◆ Data to use
──────────
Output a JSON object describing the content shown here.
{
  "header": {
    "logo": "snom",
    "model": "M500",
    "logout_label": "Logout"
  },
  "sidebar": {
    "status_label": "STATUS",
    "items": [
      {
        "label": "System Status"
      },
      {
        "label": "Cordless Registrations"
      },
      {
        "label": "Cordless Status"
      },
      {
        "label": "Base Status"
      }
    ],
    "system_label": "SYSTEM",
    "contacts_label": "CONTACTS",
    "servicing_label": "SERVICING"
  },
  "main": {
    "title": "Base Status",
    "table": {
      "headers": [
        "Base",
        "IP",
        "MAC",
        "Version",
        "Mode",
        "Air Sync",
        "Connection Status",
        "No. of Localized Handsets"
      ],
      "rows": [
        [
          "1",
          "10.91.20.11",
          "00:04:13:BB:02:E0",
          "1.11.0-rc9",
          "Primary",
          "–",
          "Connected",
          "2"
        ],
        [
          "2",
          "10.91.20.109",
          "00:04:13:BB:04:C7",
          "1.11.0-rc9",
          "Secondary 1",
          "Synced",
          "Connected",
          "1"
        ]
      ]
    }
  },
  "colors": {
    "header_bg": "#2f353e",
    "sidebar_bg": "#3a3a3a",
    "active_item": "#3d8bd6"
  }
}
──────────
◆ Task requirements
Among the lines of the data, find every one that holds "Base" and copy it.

◆ Task response
        "label": "Base Status"
    "title": "Base Status",
        "Base",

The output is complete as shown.